Consumers Blow the Whistle on Meaningless 'Standards' That Are Not Much Different From Those of 'Regular' Meat
For Immediate Release:
September 21, 2015
David Perle 202-483-7382
San Francisco – Walk into a Whole Foods’ meat department, and you’ll see signs, placards, and even napkins bragging about so-called “humane meat,” sold at a premium price from farms that Whole Foods touts as having “No Cages, No Crates, No Crowding” and more. But a new class-action lawsuit from PETA and one of those duped customers, filed today in the U.S. District Court for the Northern District of California by the law firm Hagens Berman Sobol Shapiro LLP, contends that Whole Foods’ “5-Step™ Animal Welfare Rating System” violates California consumer-protection laws by snowing shoppers into paying higher prices for meat from animals on farms raised under standards that differ little, if at all, from the industry’s paltry minimum standards. The lawsuit comes days after a PETA eyewitness investigation revealed severe crowding, lameness, and death at a Whole Foods “humane” pork supplier.

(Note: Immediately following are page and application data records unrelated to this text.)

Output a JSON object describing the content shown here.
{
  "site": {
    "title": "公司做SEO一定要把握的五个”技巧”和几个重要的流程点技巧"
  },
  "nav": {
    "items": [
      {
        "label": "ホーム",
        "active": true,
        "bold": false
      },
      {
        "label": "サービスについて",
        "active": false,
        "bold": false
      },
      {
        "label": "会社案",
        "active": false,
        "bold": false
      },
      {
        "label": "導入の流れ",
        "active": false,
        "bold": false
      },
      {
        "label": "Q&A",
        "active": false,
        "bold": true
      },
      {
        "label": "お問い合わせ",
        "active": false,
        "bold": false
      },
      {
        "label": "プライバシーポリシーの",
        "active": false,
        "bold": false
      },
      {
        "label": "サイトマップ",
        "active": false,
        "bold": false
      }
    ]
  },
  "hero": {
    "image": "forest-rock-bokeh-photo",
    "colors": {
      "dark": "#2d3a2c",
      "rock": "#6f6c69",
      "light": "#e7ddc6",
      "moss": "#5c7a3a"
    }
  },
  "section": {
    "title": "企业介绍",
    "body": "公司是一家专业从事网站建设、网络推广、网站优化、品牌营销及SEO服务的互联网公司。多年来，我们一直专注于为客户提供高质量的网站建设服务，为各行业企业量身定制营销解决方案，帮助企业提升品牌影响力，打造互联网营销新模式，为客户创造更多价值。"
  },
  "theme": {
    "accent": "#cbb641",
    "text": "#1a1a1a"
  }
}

Whole Foods’ “5-Step” rating system outlines specific practices that purport to promote animal welfare. But PETA’s lawsuit notes a number of standards that are no different from much-criticized common industry practices:
- Standard practice in the poultry industry does not mean raising broiler chickens or turkeys in cages—making Whole Foods’ assertion of “no cages” meaningless—and birds raised by suppliers that are Step 1– and Step 2–certified can be crowded into sheds at nearly the same intensive “stocking density” that is standard throughout the industry.
- Whole Foods allows an infant pig mortality rate and a daily mortality rate for its poultry suppliers that are higher than the industries’ averages.
- Lameness is permitted at shocking industry standard rates of up to 5 percent for pigs and 2 percent for cows at any one time at Whole Foods’ suppliers.
PETA—whose motto reads, in part, that “animals are not ours to eat or abuse in any other way”—also notes that Whole Foods’ certification program is not enforced in any meaningful way, the audit process occurs infrequently, and suppliers can be out of compliance for multiple years without losing their certification.
“‘Humane meat’ is a myth that dupes well-intentioned shoppers into paying higher prices for the very products of crowding, lingering death, and suffering that they were trying to avoid,” says PETA Foundation Director of Animal Law Jared Goodman. “The only way to avoid the pervasive cruelty involved in modern meat production is to go vegan, but PETA’s lawsuit seeks an end to Whole Foods’ lies.”
For more information, please visit PETA.org.